EXERCISE DIRECTIONS — From the records below, copy each line that has the word "placeholder" in it.
*** EXCERPTED RECORDS ***
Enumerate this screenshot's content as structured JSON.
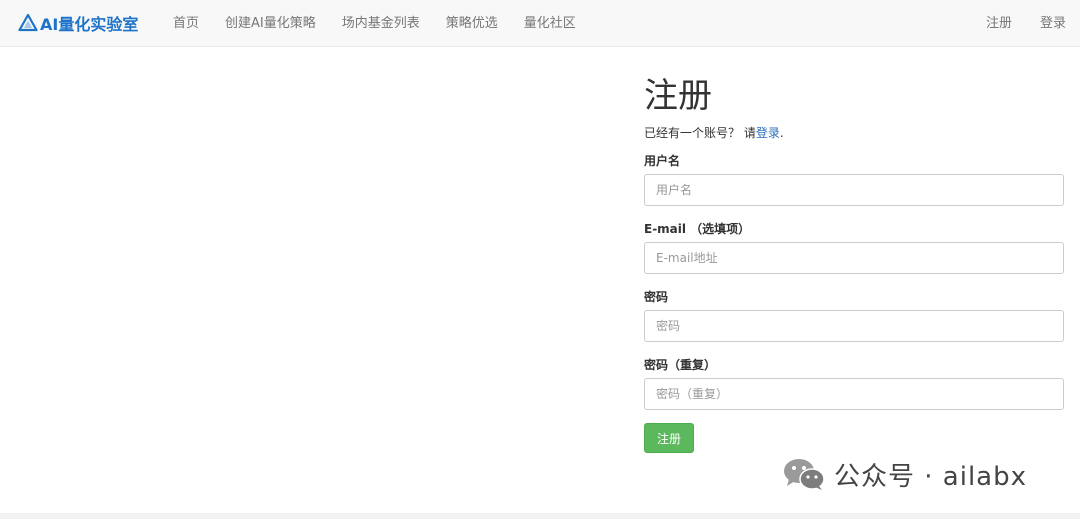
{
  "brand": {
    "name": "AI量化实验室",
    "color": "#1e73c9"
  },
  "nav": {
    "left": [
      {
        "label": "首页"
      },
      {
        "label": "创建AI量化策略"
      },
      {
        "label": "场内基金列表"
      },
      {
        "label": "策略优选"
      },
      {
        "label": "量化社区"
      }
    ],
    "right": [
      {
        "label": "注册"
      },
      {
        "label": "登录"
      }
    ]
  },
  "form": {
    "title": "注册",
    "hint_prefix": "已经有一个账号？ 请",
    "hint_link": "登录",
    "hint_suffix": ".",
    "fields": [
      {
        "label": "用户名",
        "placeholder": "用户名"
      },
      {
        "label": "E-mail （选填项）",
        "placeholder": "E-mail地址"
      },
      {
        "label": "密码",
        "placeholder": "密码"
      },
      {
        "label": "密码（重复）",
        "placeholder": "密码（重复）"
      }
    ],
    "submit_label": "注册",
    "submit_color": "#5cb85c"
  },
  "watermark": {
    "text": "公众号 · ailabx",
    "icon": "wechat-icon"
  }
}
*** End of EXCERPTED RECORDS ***
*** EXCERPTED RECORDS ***
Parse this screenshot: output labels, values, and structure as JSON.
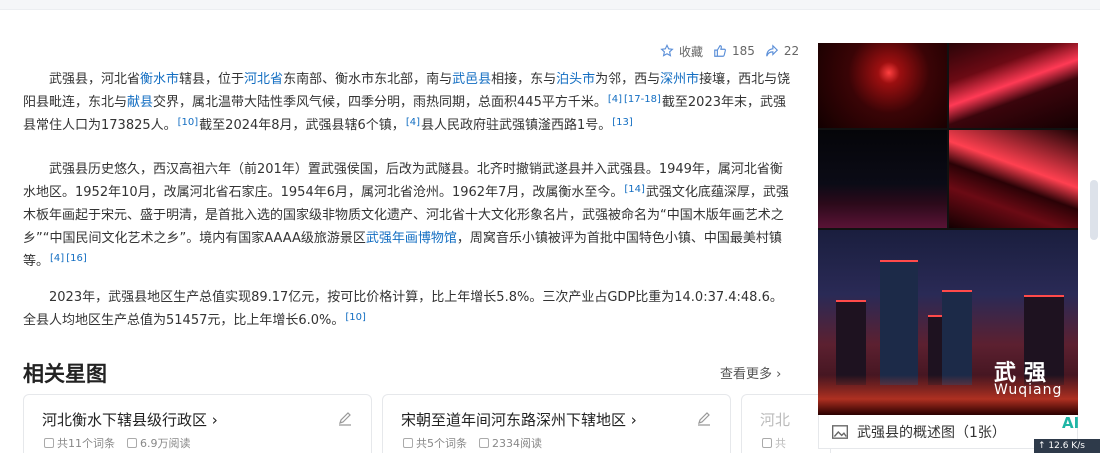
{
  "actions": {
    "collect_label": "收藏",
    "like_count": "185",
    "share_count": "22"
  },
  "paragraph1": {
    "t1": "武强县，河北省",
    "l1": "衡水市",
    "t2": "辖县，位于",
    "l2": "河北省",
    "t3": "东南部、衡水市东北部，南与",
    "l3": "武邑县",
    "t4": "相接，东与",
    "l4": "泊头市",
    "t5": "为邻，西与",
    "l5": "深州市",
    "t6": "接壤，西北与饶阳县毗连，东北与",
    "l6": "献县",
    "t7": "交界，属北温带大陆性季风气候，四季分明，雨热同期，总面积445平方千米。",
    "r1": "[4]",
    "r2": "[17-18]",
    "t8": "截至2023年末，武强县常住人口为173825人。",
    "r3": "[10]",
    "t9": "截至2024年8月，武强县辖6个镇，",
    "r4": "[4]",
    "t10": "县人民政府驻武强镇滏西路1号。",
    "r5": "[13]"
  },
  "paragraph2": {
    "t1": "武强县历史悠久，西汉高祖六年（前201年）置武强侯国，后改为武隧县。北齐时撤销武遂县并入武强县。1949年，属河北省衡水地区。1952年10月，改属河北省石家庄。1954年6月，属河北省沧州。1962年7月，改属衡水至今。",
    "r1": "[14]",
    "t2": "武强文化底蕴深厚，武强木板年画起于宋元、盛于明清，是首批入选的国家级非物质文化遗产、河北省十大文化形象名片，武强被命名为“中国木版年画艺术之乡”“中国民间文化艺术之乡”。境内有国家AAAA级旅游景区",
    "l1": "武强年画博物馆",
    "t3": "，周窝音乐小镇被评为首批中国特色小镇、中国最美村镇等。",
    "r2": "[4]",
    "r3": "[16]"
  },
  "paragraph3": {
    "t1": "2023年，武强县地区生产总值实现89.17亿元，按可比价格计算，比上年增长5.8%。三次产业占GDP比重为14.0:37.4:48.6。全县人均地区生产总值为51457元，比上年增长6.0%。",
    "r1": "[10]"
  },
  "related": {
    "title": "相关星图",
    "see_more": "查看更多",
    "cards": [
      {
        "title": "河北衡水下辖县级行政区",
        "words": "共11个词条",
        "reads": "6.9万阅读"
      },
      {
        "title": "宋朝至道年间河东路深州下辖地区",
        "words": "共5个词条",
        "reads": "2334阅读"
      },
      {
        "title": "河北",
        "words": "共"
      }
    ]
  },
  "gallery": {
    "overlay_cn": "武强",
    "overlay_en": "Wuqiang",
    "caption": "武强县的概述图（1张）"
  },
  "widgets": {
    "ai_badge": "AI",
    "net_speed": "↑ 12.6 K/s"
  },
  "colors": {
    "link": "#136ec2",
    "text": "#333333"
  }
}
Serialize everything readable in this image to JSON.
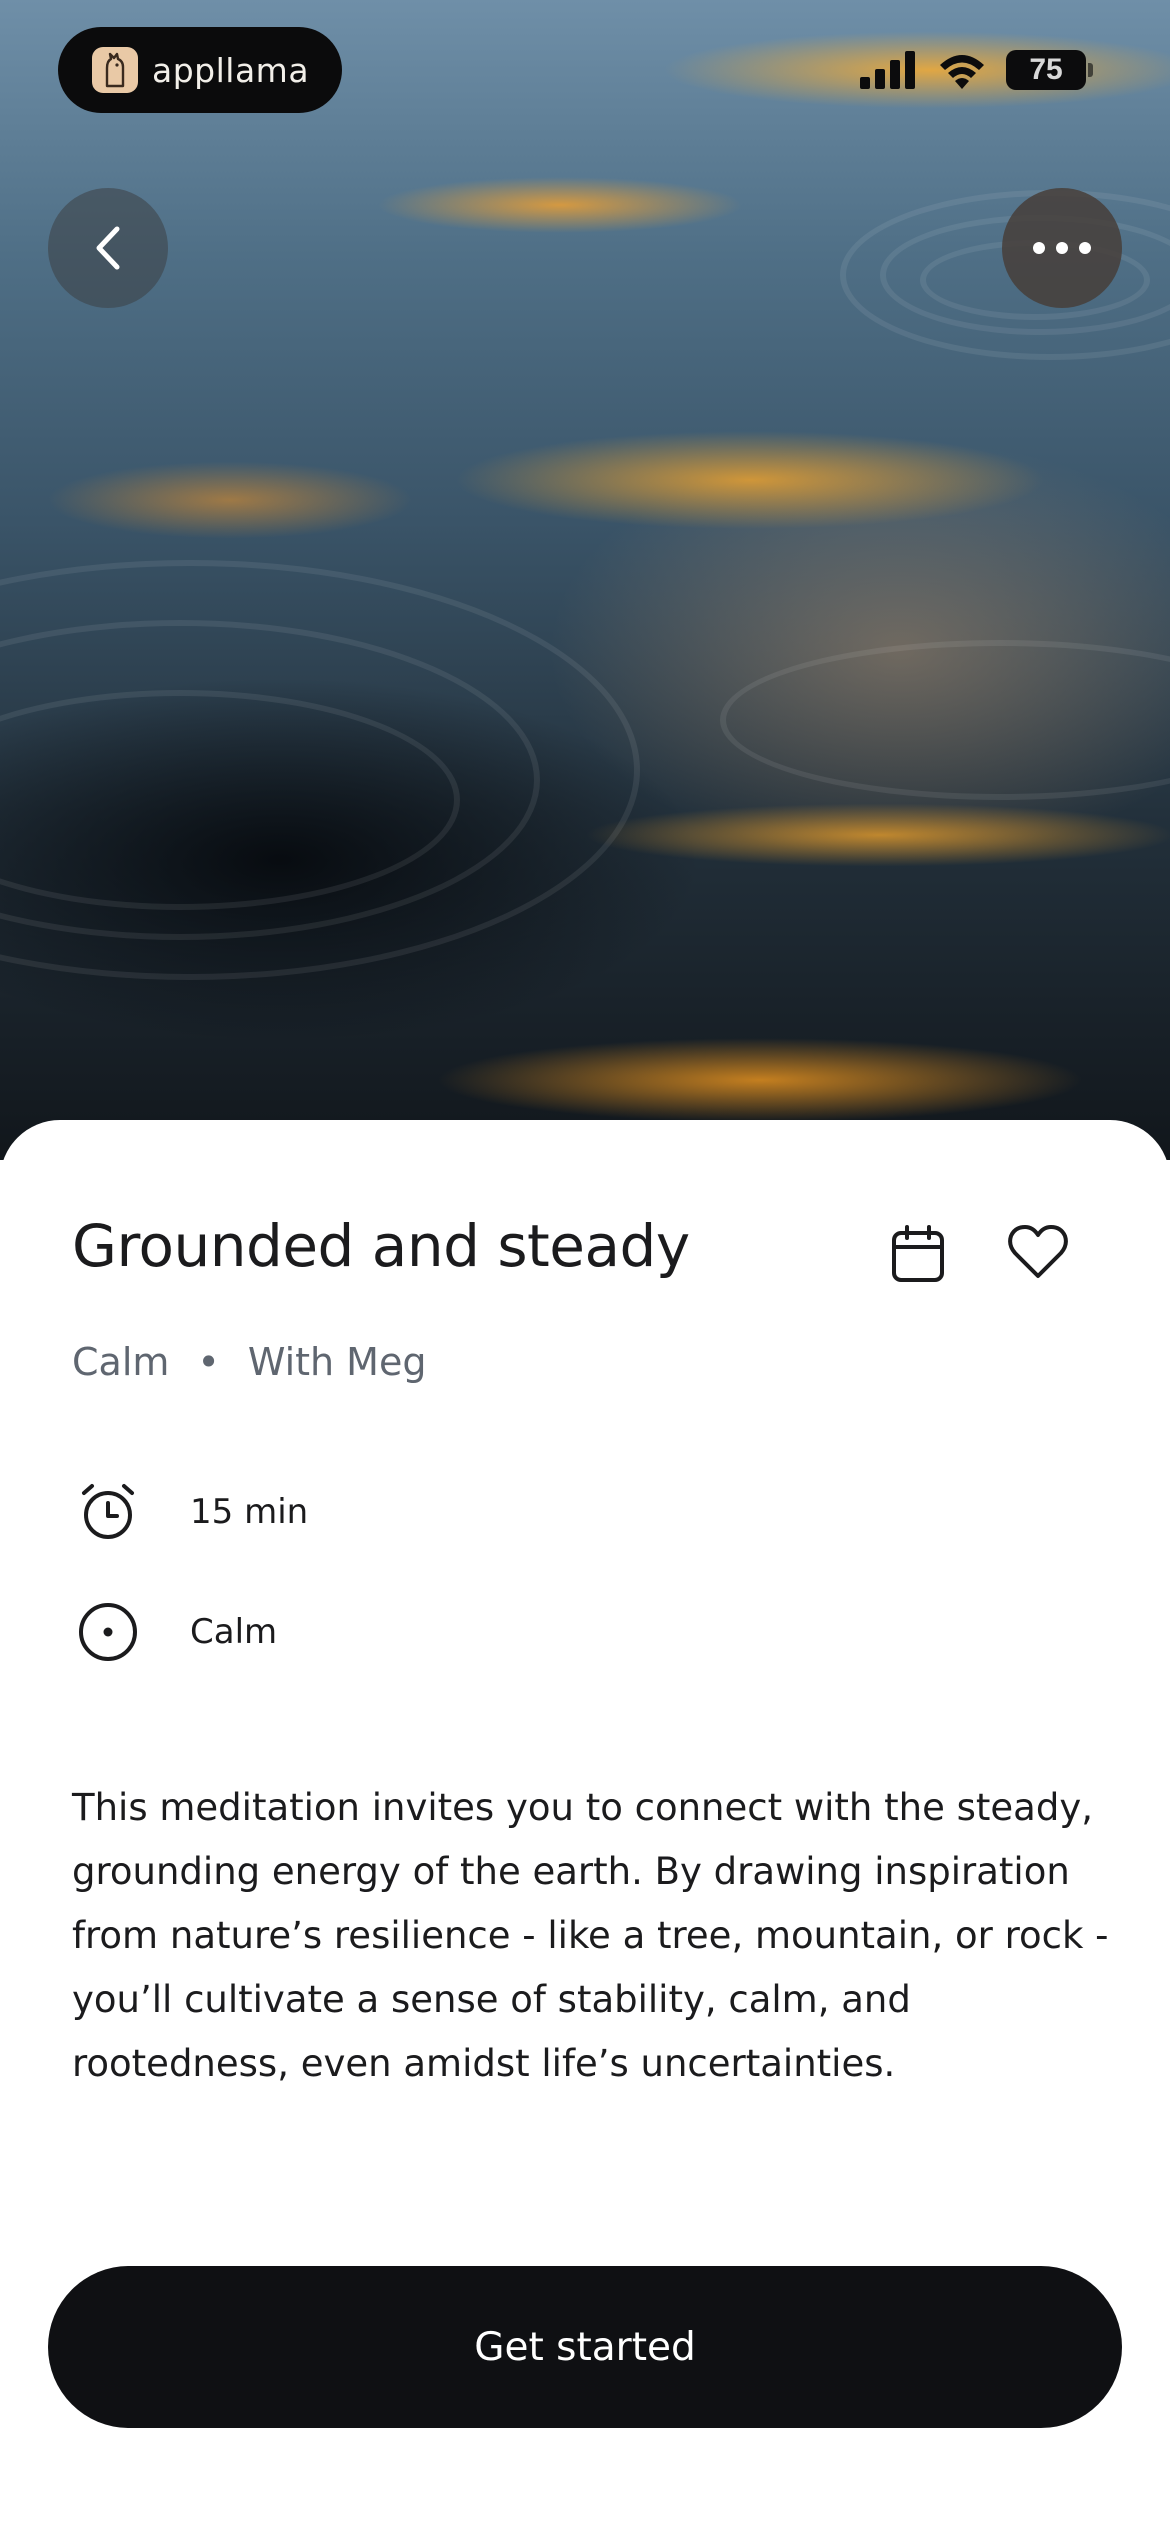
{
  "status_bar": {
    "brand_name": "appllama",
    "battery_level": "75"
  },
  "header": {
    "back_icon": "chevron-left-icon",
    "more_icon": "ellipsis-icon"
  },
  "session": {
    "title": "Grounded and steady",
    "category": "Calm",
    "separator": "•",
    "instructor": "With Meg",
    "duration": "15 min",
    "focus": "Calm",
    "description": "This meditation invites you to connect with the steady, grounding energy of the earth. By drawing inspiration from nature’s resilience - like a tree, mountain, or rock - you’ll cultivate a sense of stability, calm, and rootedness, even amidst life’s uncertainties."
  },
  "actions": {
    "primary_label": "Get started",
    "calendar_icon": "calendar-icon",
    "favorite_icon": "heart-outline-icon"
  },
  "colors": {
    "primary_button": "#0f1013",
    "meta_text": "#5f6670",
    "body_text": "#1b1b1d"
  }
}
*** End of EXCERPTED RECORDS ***
RESULT —
        "placeholder": "用户名"
        "placeholder": "E-mail地址"
        "placeholder": "密码"
        "placeholder": "密码（重复）"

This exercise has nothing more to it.